**Task:**
Write out the entries exactly. None of the pictures should appear in the copy.

**Dataset excerpts:**

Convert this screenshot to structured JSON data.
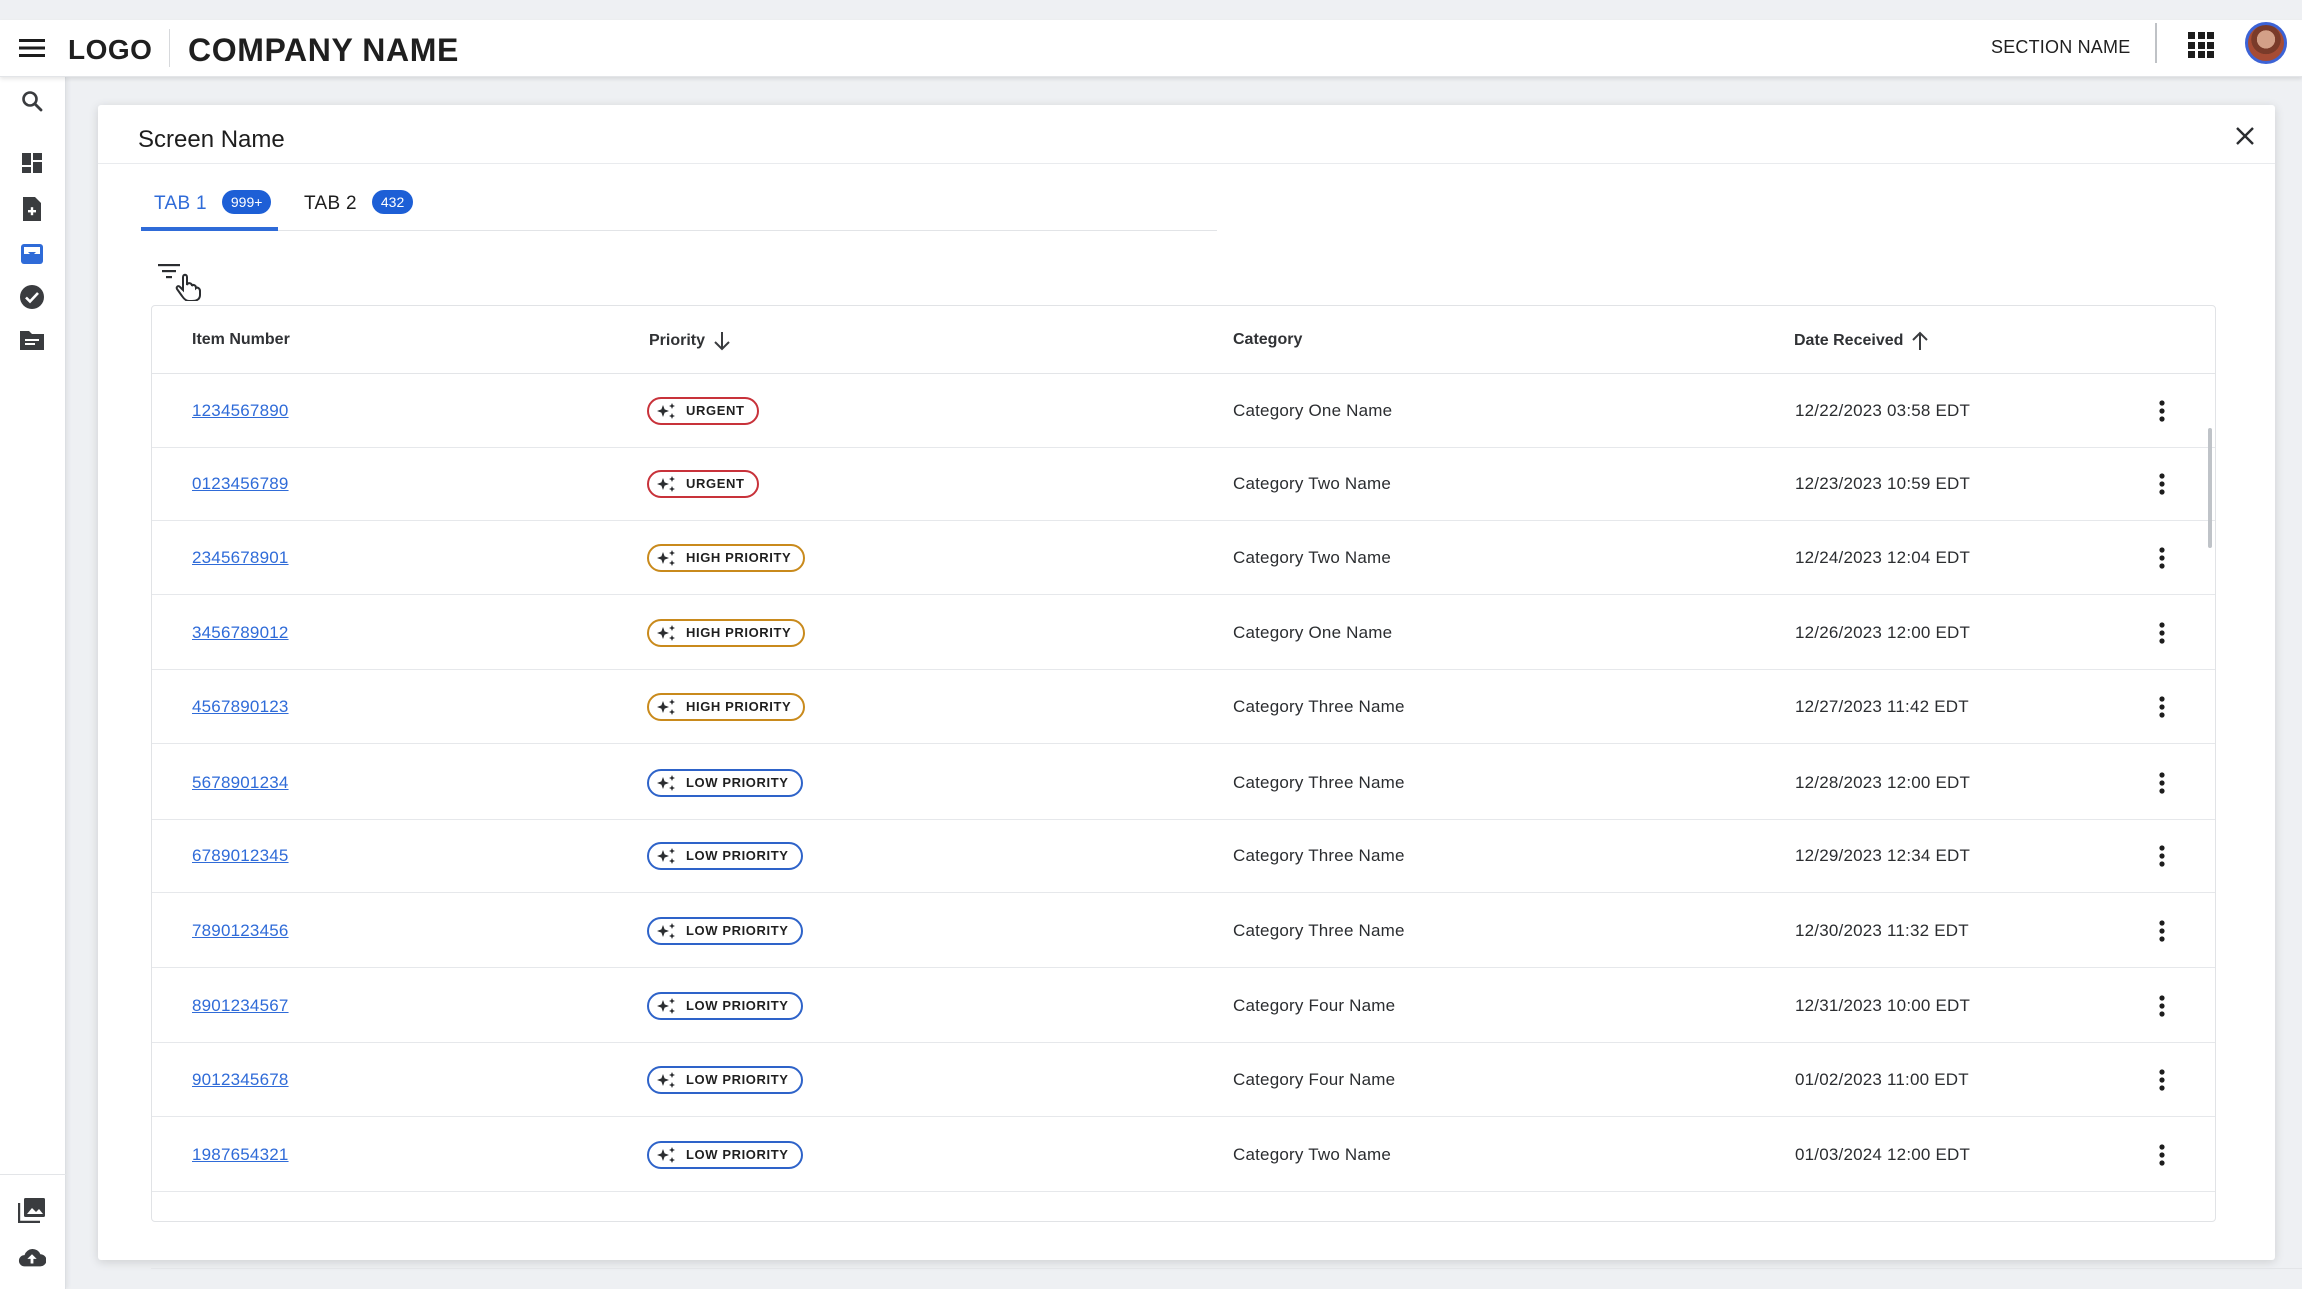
{
  "topbar": {
    "logo": "LOGO",
    "company": "COMPANY NAME",
    "section": "SECTION NAME"
  },
  "rail": {
    "icons": [
      "search-icon",
      "dashboard-icon",
      "add-document-icon",
      "inbox-icon",
      "check-circle-icon",
      "folder-icon",
      "photo-library-icon",
      "cloud-upload-icon"
    ]
  },
  "screen": {
    "title": "Screen Name",
    "tabs": [
      {
        "label": "TAB 1",
        "count": "999+"
      },
      {
        "label": "TAB 2",
        "count": "432"
      }
    ]
  },
  "table": {
    "headers": {
      "item": "Item Number",
      "priority": "Priority",
      "category": "Category",
      "date": "Date Received"
    },
    "rows": [
      {
        "item": "1234567890",
        "priority": "URGENT",
        "level": "urgent",
        "category": "Category One Name",
        "date": "12/22/2023 03:58 EDT"
      },
      {
        "item": "0123456789",
        "priority": "URGENT",
        "level": "urgent",
        "category": "Category Two Name",
        "date": "12/23/2023 10:59 EDT"
      },
      {
        "item": "2345678901",
        "priority": "HIGH PRIORITY",
        "level": "high",
        "category": "Category Two Name",
        "date": "12/24/2023 12:04 EDT"
      },
      {
        "item": "3456789012",
        "priority": "HIGH PRIORITY",
        "level": "high",
        "category": "Category One Name",
        "date": "12/26/2023 12:00 EDT"
      },
      {
        "item": "4567890123",
        "priority": "HIGH PRIORITY",
        "level": "high",
        "category": "Category Three Name",
        "date": "12/27/2023 11:42 EDT"
      },
      {
        "item": "5678901234",
        "priority": "LOW PRIORITY",
        "level": "low",
        "category": "Category Three Name",
        "date": "12/28/2023 12:00 EDT"
      },
      {
        "item": "6789012345",
        "priority": "LOW PRIORITY",
        "level": "low",
        "category": "Category Three Name",
        "date": "12/29/2023 12:34 EDT"
      },
      {
        "item": "7890123456",
        "priority": "LOW PRIORITY",
        "level": "low",
        "category": "Category Three Name",
        "date": "12/30/2023 11:32 EDT"
      },
      {
        "item": "8901234567",
        "priority": "LOW PRIORITY",
        "level": "low",
        "category": "Category Four Name",
        "date": "12/31/2023 10:00 EDT"
      },
      {
        "item": "9012345678",
        "priority": "LOW PRIORITY",
        "level": "low",
        "category": "Category Four Name",
        "date": "01/02/2023 11:00 EDT"
      },
      {
        "item": "1987654321",
        "priority": "LOW PRIORITY",
        "level": "low",
        "category": "Category Two Name",
        "date": "01/03/2024 12:00 EDT"
      }
    ]
  },
  "colors": {
    "accent": "#2f6bd8",
    "urgent": "#c8323a",
    "high": "#c98a1c",
    "low": "#2e63c9"
  }
}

**Solution for this problem:**
Convert this screenshot to structured JSON data.
{
  "topbar": {
    "logo": "LOGO",
    "company": "COMPANY NAME",
    "section": "SECTION NAME"
  },
  "rail": {
    "icons": [
      "search-icon",
      "dashboard-icon",
      "add-document-icon",
      "inbox-icon",
      "check-circle-icon",
      "folder-icon",
      "photo-library-icon",
      "cloud-upload-icon"
    ]
  },
  "screen": {
    "title": "Screen Name",
    "tabs": [
      {
        "label": "TAB 1",
        "count": "999+"
      },
      {
        "label": "TAB 2",
        "count": "432"
      }
    ]
  },
  "table": {
    "headers": {
      "item": "Item Number",
      "priority": "Priority",
      "category": "Category",
      "date": "Date Received"
    },
    "rows": [
      {
        "item": "1234567890",
        "priority": "URGENT",
        "level": "urgent",
        "category": "Category One Name",
        "date": "12/22/2023 03:58 EDT"
      },
      {
        "item": "0123456789",
        "priority": "URGENT",
        "level": "urgent",
        "category": "Category Two Name",
        "date": "12/23/2023 10:59 EDT"
      },
      {
        "item": "2345678901",
        "priority": "HIGH PRIORITY",
        "level": "high",
        "category": "Category Two Name",
        "date": "12/24/2023 12:04 EDT"
      },
      {
        "item": "3456789012",
        "priority": "HIGH PRIORITY",
        "level": "high",
        "category": "Category One Name",
        "date": "12/26/2023 12:00 EDT"
      },
      {
        "item": "4567890123",
        "priority": "HIGH PRIORITY",
        "level": "high",
        "category": "Category Three Name",
        "date": "12/27/2023 11:42 EDT"
      },
      {
        "item": "5678901234",
        "priority": "LOW PRIORITY",
        "level": "low",
        "category": "Category Three Name",
        "date": "12/28/2023 12:00 EDT"
      },
      {
        "item": "6789012345",
        "priority": "LOW PRIORITY",
        "level": "low",
        "category": "Category Three Name",
        "date": "12/29/2023 12:34 EDT"
      },
      {
        "item": "7890123456",
        "priority": "LOW PRIORITY",
        "level": "low",
        "category": "Category Three Name",
        "date": "12/30/2023 11:32 EDT"
      },
      {
        "item": "8901234567",
        "priority": "LOW PRIORITY",
        "level": "low",
        "category": "Category Four Name",
        "date": "12/31/2023 10:00 EDT"
      },
      {
        "item": "9012345678",
        "priority": "LOW PRIORITY",
        "level": "low",
        "category": "Category Four Name",
        "date": "01/02/2023 11:00 EDT"
      },
      {
        "item": "1987654321",
        "priority": "LOW PRIORITY",
        "level": "low",
        "category": "Category Two Name",
        "date": "01/03/2024 12:00 EDT"
      }
    ]
  },
  "colors": {
    "accent": "#2f6bd8",
    "urgent": "#c8323a",
    "high": "#c98a1c",
    "low": "#2e63c9"
  }
}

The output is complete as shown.